»»

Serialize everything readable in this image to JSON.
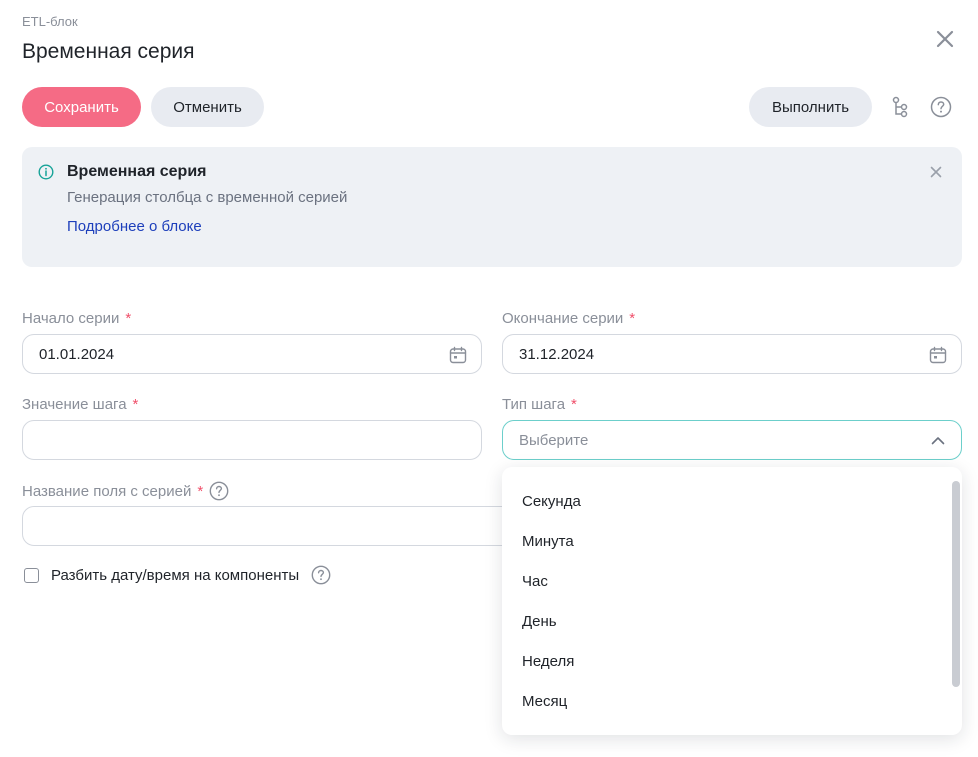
{
  "header": {
    "eyebrow": "ETL-блок",
    "title": "Временная серия"
  },
  "toolbar": {
    "save_label": "Сохранить",
    "cancel_label": "Отменить",
    "run_label": "Выполнить"
  },
  "info": {
    "title": "Временная серия",
    "description": "Генерация столбца с временной серией",
    "link": "Подробнее о блоке"
  },
  "form": {
    "start": {
      "label": "Начало серии",
      "required": "*",
      "value": "01.01.2024"
    },
    "end": {
      "label": "Окончание серии",
      "required": "*",
      "value": "31.12.2024"
    },
    "step_value": {
      "label": "Значение шага",
      "required": "*",
      "value": ""
    },
    "step_type": {
      "label": "Тип шага",
      "required": "*",
      "placeholder": "Выберите"
    },
    "field_name": {
      "label": "Название поля с серией",
      "required": "*",
      "value": ""
    },
    "split_checkbox": {
      "label": "Разбить дату/время на компоненты",
      "checked": false
    }
  },
  "dropdown": {
    "options": [
      "Секунда",
      "Минута",
      "Час",
      "День",
      "Неделя",
      "Месяц"
    ]
  },
  "colors": {
    "primary": "#f56b85",
    "secondary_button": "#e8ebf1",
    "required": "#f04f6a",
    "link": "#1d3fbb",
    "focus_border": "#6ccfcb",
    "info_bg": "#eef1f5",
    "info_icon": "#17a398"
  }
}
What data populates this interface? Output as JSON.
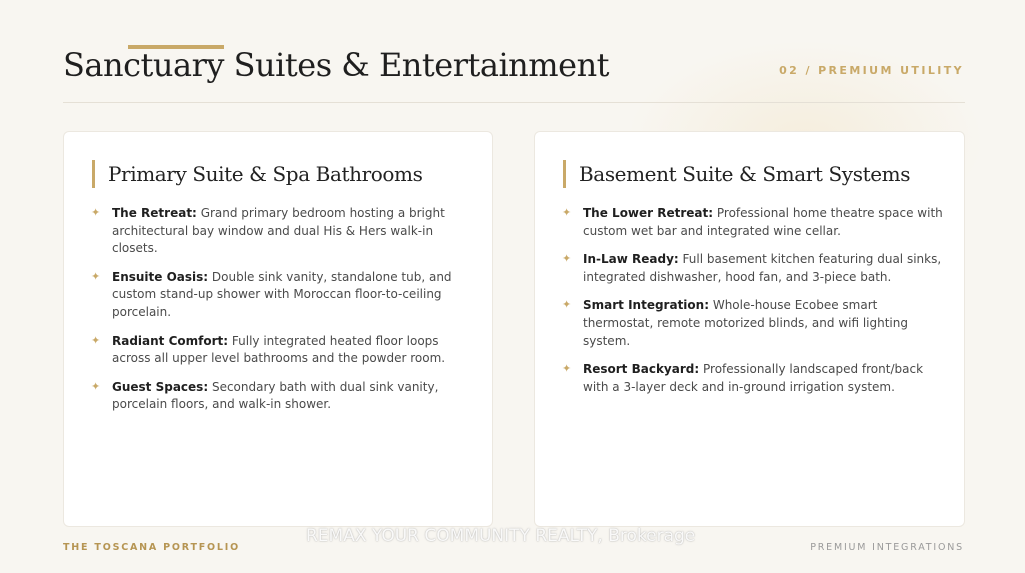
{
  "header": {
    "title": "Sanctuary Suites & Entertainment",
    "section_label": "02 / PREMIUM UTILITY"
  },
  "cards": [
    {
      "title": "Primary Suite & Spa Bathrooms",
      "items": [
        {
          "term": "The Retreat:",
          "text": "Grand primary bedroom hosting a bright architectural bay window and dual His & Hers walk-in closets."
        },
        {
          "term": "Ensuite Oasis:",
          "text": "Double sink vanity, standalone tub, and custom stand-up shower with Moroccan floor-to-ceiling porcelain."
        },
        {
          "term": "Radiant Comfort:",
          "text": "Fully integrated heated floor loops across all upper level bathrooms and the powder room."
        },
        {
          "term": "Guest Spaces:",
          "text": "Secondary bath with dual sink vanity, porcelain floors, and walk-in shower."
        }
      ]
    },
    {
      "title": "Basement Suite & Smart Systems",
      "items": [
        {
          "term": "The Lower Retreat:",
          "text": "Professional home theatre space with custom wet bar and integrated wine cellar."
        },
        {
          "term": "In-Law Ready:",
          "text": "Full basement kitchen featuring dual sinks, integrated dishwasher, hood fan, and 3-piece bath."
        },
        {
          "term": "Smart Integration:",
          "text": "Whole-house Ecobee smart thermostat, remote motorized blinds, and wifi lighting system."
        },
        {
          "term": "Resort Backyard:",
          "text": "Professionally landscaped front/back with a 3-layer deck and in-ground irrigation system."
        }
      ]
    }
  ],
  "bullet_glyph": "✦",
  "footer": {
    "left": "THE TOSCANA PORTFOLIO",
    "center": "REMAX YOUR COMMUNITY REALTY, Brokerage",
    "right": "PREMIUM INTEGRATIONS"
  },
  "colors": {
    "accent_gold": "#c9a968",
    "background": "#f8f6f1",
    "card": "#ffffff"
  }
}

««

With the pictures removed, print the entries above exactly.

Serialize everything readable in this image to JSON.
{
  "header": {
    "eyebrow": "ETL-блок",
    "title": "Временная серия"
  },
  "toolbar": {
    "save_label": "Сохранить",
    "cancel_label": "Отменить",
    "run_label": "Выполнить"
  },
  "info": {
    "title": "Временная серия",
    "description": "Генерация столбца с временной серией",
    "link": "Подробнее о блоке"
  },
  "form": {
    "start": {
      "label": "Начало серии",
      "required": "*",
      "value": "01.01.2024"
    },
    "end": {
      "label": "Окончание серии",
      "required": "*",
      "value": "31.12.2024"
    },
    "step_value": {
      "label": "Значение шага",
      "required": "*",
      "value": ""
    },
    "step_type": {
      "label": "Тип шага",
      "required": "*",
      "placeholder": "Выберите"
    },
    "field_name": {
      "label": "Название поля с серией",
      "required": "*",
      "value": ""
    },
    "split_checkbox": {
      "label": "Разбить дату/время на компоненты",
      "checked": false
    }
  },
  "dropdown": {
    "options": [
      "Секунда",
      "Минута",
      "Час",
      "День",
      "Неделя",
      "Месяц"
    ]
  },
  "colors": {
    "primary": "#f56b85",
    "secondary_button": "#e8ebf1",
    "required": "#f04f6a",
    "link": "#1d3fbb",
    "focus_border": "#6ccfcb",
    "info_bg": "#eef1f5",
    "info_icon": "#17a398"
  }
}
What data populates this interface? Output as JSON.
{
  "header": {
    "title": "Sanctuary Suites & Entertainment",
    "section_label": "02 / PREMIUM UTILITY"
  },
  "cards": [
    {
      "title": "Primary Suite & Spa Bathrooms",
      "items": [
        {
          "term": "The Retreat:",
          "text": "Grand primary bedroom hosting a bright architectural bay window and dual His & Hers walk-in closets."
        },
        {
          "term": "Ensuite Oasis:",
          "text": "Double sink vanity, standalone tub, and custom stand-up shower with Moroccan floor-to-ceiling porcelain."
        },
        {
          "term": "Radiant Comfort:",
          "text": "Fully integrated heated floor loops across all upper level bathrooms and the powder room."
        },
        {
          "term": "Guest Spaces:",
          "text": "Secondary bath with dual sink vanity, porcelain floors, and walk-in shower."
        }
      ]
    },
    {
      "title": "Basement Suite & Smart Systems",
      "items": [
        {
          "term": "The Lower Retreat:",
          "text": "Professional home theatre space with custom wet bar and integrated wine cellar."
        },
        {
          "term": "In-Law Ready:",
          "text": "Full basement kitchen featuring dual sinks, integrated dishwasher, hood fan, and 3-piece bath."
        },
        {
          "term": "Smart Integration:",
          "text": "Whole-house Ecobee smart thermostat, remote motorized blinds, and wifi lighting system."
        },
        {
          "term": "Resort Backyard:",
          "text": "Professionally landscaped front/back with a 3-layer deck and in-ground irrigation system."
        }
      ]
    }
  ],
  "bullet_glyph": "✦",
  "footer": {
    "left": "THE TOSCANA PORTFOLIO",
    "center": "REMAX YOUR COMMUNITY REALTY, Brokerage",
    "right": "PREMIUM INTEGRATIONS"
  },
  "colors": {
    "accent_gold": "#c9a968",
    "background": "#f8f6f1",
    "card": "#ffffff"
  }
}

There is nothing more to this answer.